The city of New Orleans rang in Confederate Memorial Day on Monday by removing its most controversial, racially charged monument to the Battle of Liberty Place.
Under the cover of darkness around 2 a.m., a crew in bulletproof vests, helmets and masks and covered by snipers on a parking deck began their work.
The memorial was erected to honor members of the Crescent White League, who revolted against the city’s and Louisiana’s racially integrated police force and militia respectively.
“In New Orleans we should truly remember all of our history, not some of it,” Mayor Mitch Landrieu said in front of the city’s memorial to fallen officers later in the day. “And that means we will no longer allow the Confederacy to literally be put on a pedestal in the heart of our city.”
Landrieu read the names of the officers killed by white supremacists in the revolt, commemorated by a monument to the “lost cause of the Confederacy” as he called it.
Mississippi and Alabama still close government offices for Confederate Memorial Day, as does Georgia though it removed any reference to the Confederacy.

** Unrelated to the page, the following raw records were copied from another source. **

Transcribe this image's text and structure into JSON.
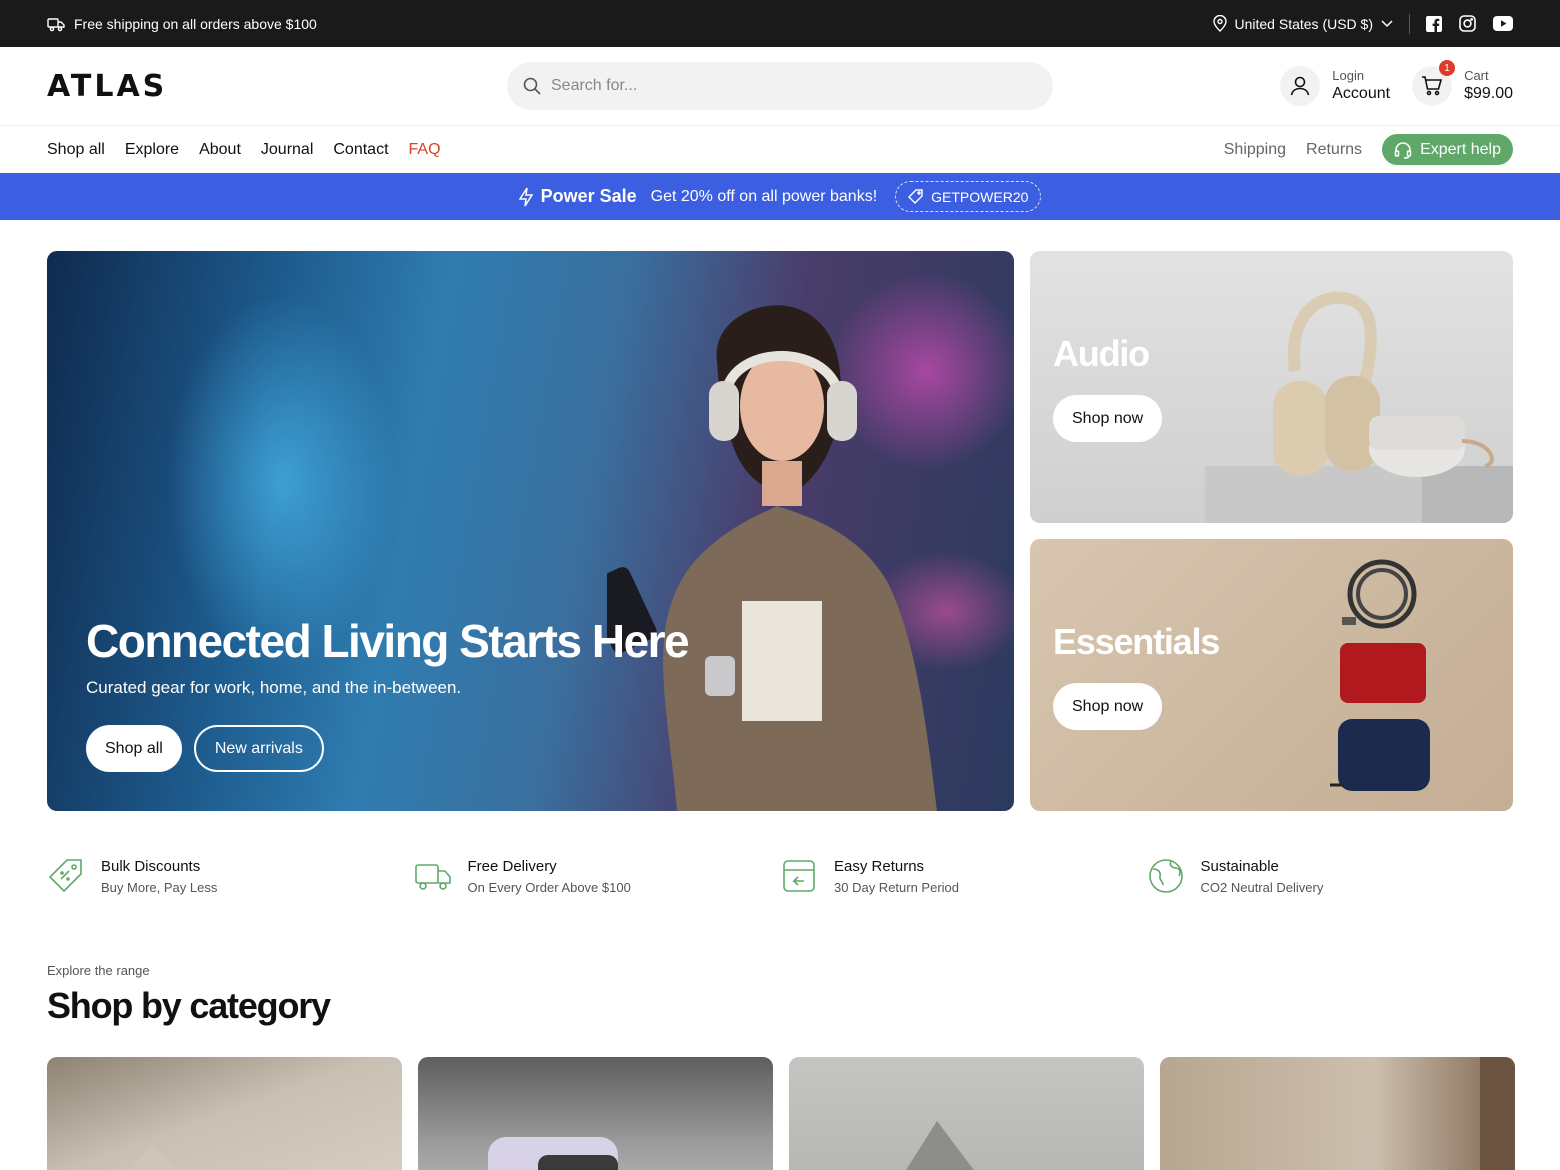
{
  "topbar": {
    "shipping_text": "Free shipping on all orders above $100",
    "region": "United States (USD $)",
    "socials": [
      "facebook-icon",
      "instagram-icon",
      "youtube-icon"
    ]
  },
  "header": {
    "logo": "ATLAS",
    "search_placeholder": "Search for...",
    "account_small": "Login",
    "account_big": "Account",
    "cart_small": "Cart",
    "cart_total": "$99.00",
    "cart_count": "1"
  },
  "nav": {
    "links": [
      "Shop all",
      "Explore",
      "About",
      "Journal",
      "Contact",
      "FAQ"
    ],
    "right": [
      "Shipping",
      "Returns"
    ],
    "expert": "Expert help"
  },
  "promo": {
    "title": "Power Sale",
    "text": "Get 20% off on all power banks!",
    "code": "GETPOWER20",
    "color": "#3c5ee0"
  },
  "hero": {
    "title": "Connected Living Starts Here",
    "subtitle": "Curated gear for work, home, and the in-between.",
    "btn_primary": "Shop all",
    "btn_secondary": "New arrivals"
  },
  "tiles": [
    {
      "title": "Audio",
      "cta": "Shop now"
    },
    {
      "title": "Essentials",
      "cta": "Shop now"
    }
  ],
  "features": [
    {
      "title": "Bulk Discounts",
      "sub": "Buy More, Pay Less",
      "icon": "tag-icon"
    },
    {
      "title": "Free Delivery",
      "sub": "On Every Order Above $100",
      "icon": "truck-icon"
    },
    {
      "title": "Easy Returns",
      "sub": "30 Day Return Period",
      "icon": "return-box-icon"
    },
    {
      "title": "Sustainable",
      "sub": "CO2 Neutral Delivery",
      "icon": "globe-icon"
    }
  ],
  "section": {
    "eyebrow": "Explore the range",
    "title": "Shop by category"
  },
  "colors": {
    "accent_green": "#5fa86a",
    "faq_red": "#d6412b"
  }
}
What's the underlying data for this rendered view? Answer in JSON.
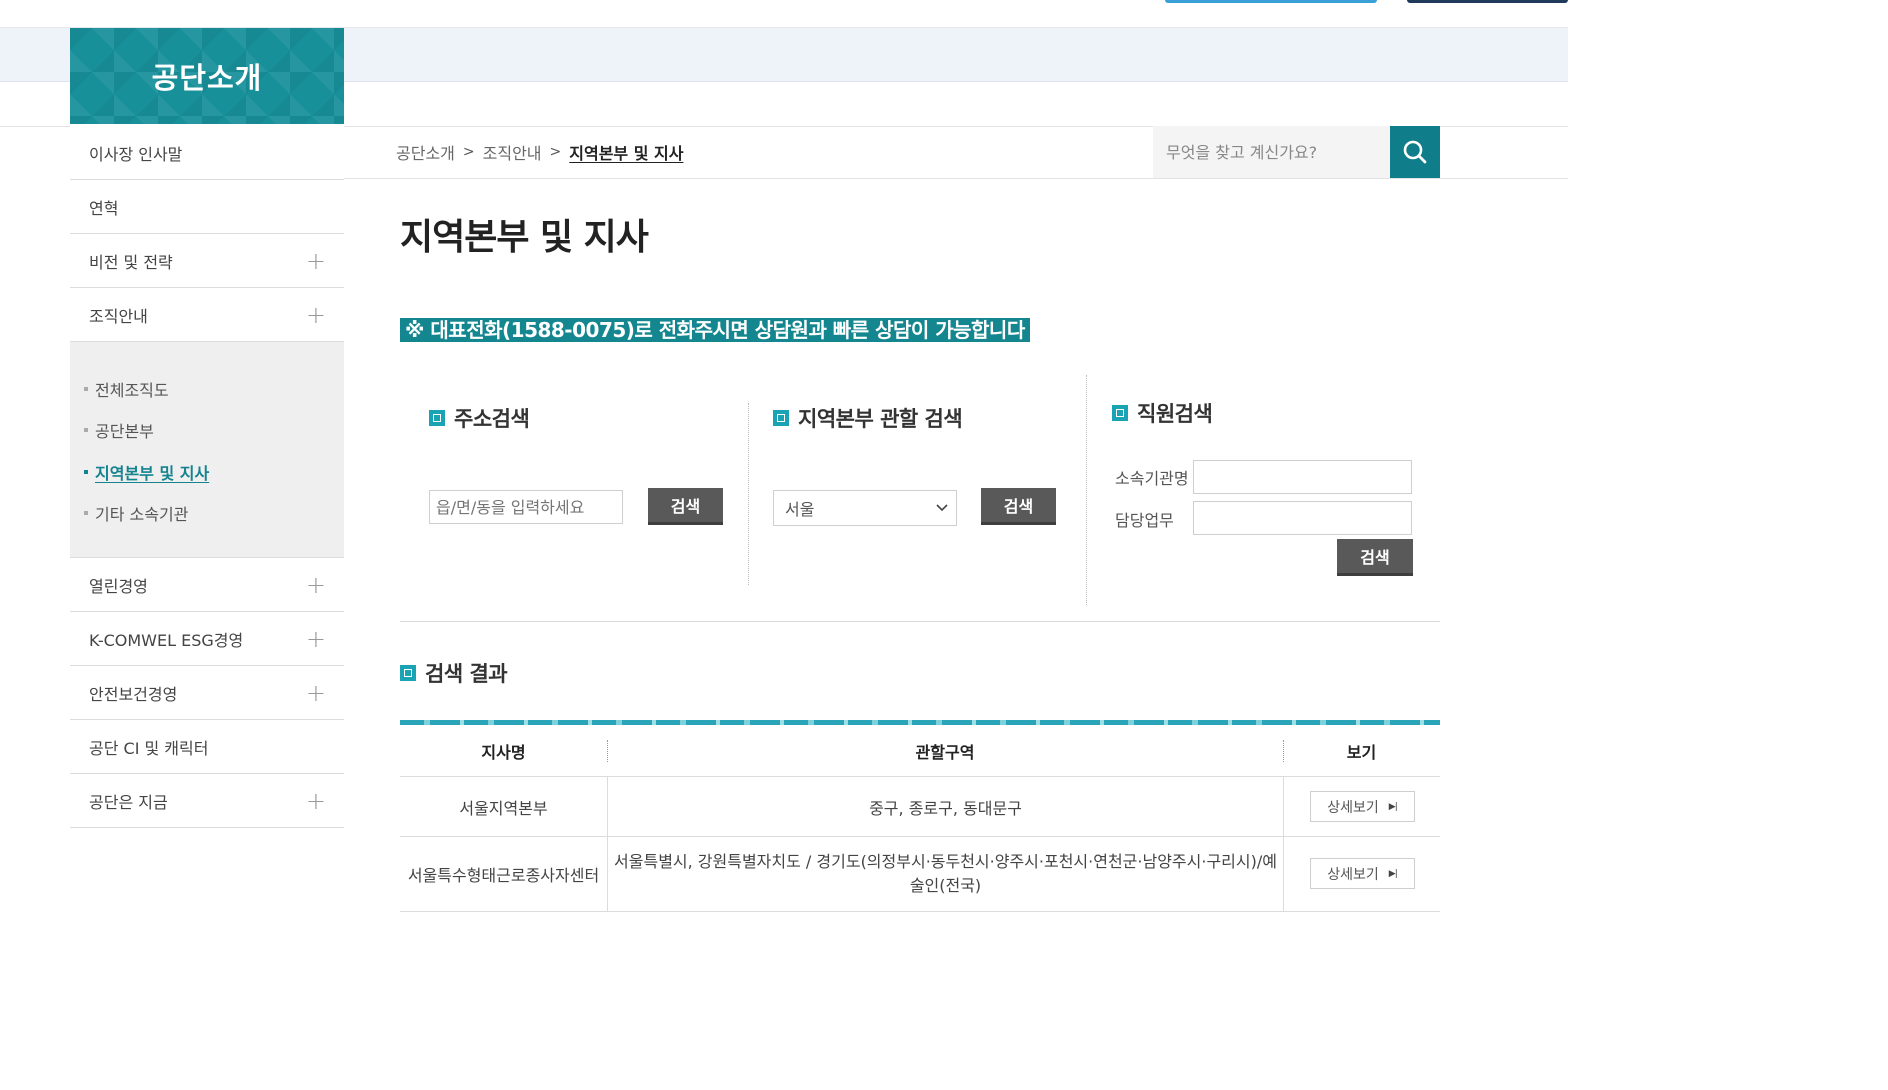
{
  "header": {
    "section_title": "공단소개"
  },
  "sidebar": {
    "items_top": [
      {
        "label": "이사장 인사말",
        "has_plus": false
      },
      {
        "label": "연혁",
        "has_plus": false
      },
      {
        "label": "비전 및 전략",
        "has_plus": true
      },
      {
        "label": "조직안내",
        "has_plus": true
      }
    ],
    "submenu": [
      {
        "label": "전체조직도",
        "active": false
      },
      {
        "label": "공단본부",
        "active": false
      },
      {
        "label": "지역본부 및 지사",
        "active": true
      },
      {
        "label": "기타 소속기관",
        "active": false
      }
    ],
    "items_bottom": [
      {
        "label": "열린경영",
        "has_plus": true
      },
      {
        "label": "K-COMWEL ESG경영",
        "has_plus": true
      },
      {
        "label": "안전보건경영",
        "has_plus": true
      },
      {
        "label": "공단 CI 및 캐릭터",
        "has_plus": false
      },
      {
        "label": "공단은 지금",
        "has_plus": true
      }
    ],
    "plus_symbol": "+"
  },
  "breadcrumb": {
    "items": [
      "공단소개",
      "조직안내",
      "지역본부 및 지사"
    ],
    "separator": ">"
  },
  "top_search": {
    "placeholder": "무엇을 찾고 계신가요?",
    "icon": "search-icon"
  },
  "page": {
    "title": "지역본부 및 지사",
    "notice": "※ 대표전화(1588-0075)로 전화주시면 상담원과 빠른 상담이 가능합니다"
  },
  "address_search": {
    "title": "주소검색",
    "placeholder": "읍/면/동을 입력하세요",
    "button": "검색"
  },
  "region_search": {
    "title": "지역본부 관할 검색",
    "selected": "서울",
    "button": "검색"
  },
  "staff_search": {
    "title": "직원검색",
    "org_label": "소속기관명",
    "duty_label": "담당업무",
    "button": "검색"
  },
  "results": {
    "title": "검색 결과",
    "columns": [
      "지사명",
      "관할구역",
      "보기"
    ],
    "rows": [
      {
        "name": "서울지역본부",
        "area": "중구, 종로구, 동대문구",
        "action": "상세보기"
      },
      {
        "name": "서울특수형태근로종사자센터",
        "area": "서울특별시, 강원특별자치도 / 경기도(의정부시·동두천시·양주시·포천시·연천군·남양주시·구리시)/예술인(전국)",
        "action": "상세보기"
      }
    ]
  },
  "colors": {
    "accent": "#13868f",
    "button_dark": "#595959",
    "search_btn": "#0f7e8a"
  }
}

South Carolina celebrates the holiday, but in May.
Removing just four of the city’s 20-plus contested monuments took a lengthy federal court tussle, and details on “sooner-than-later” removal of the other three are being kept under wraps—though the funding is in place.
“Due to the intense level of threats and intimidation by those who seek to keep these statues standing, we will not be sharing these details now or in the future,” Landrieu said. “But let me be clear, we will not be deterred.”
Dave Nyczepir is a News Editor at Government Executive’s Route Fifty and is based in Washington, D.C.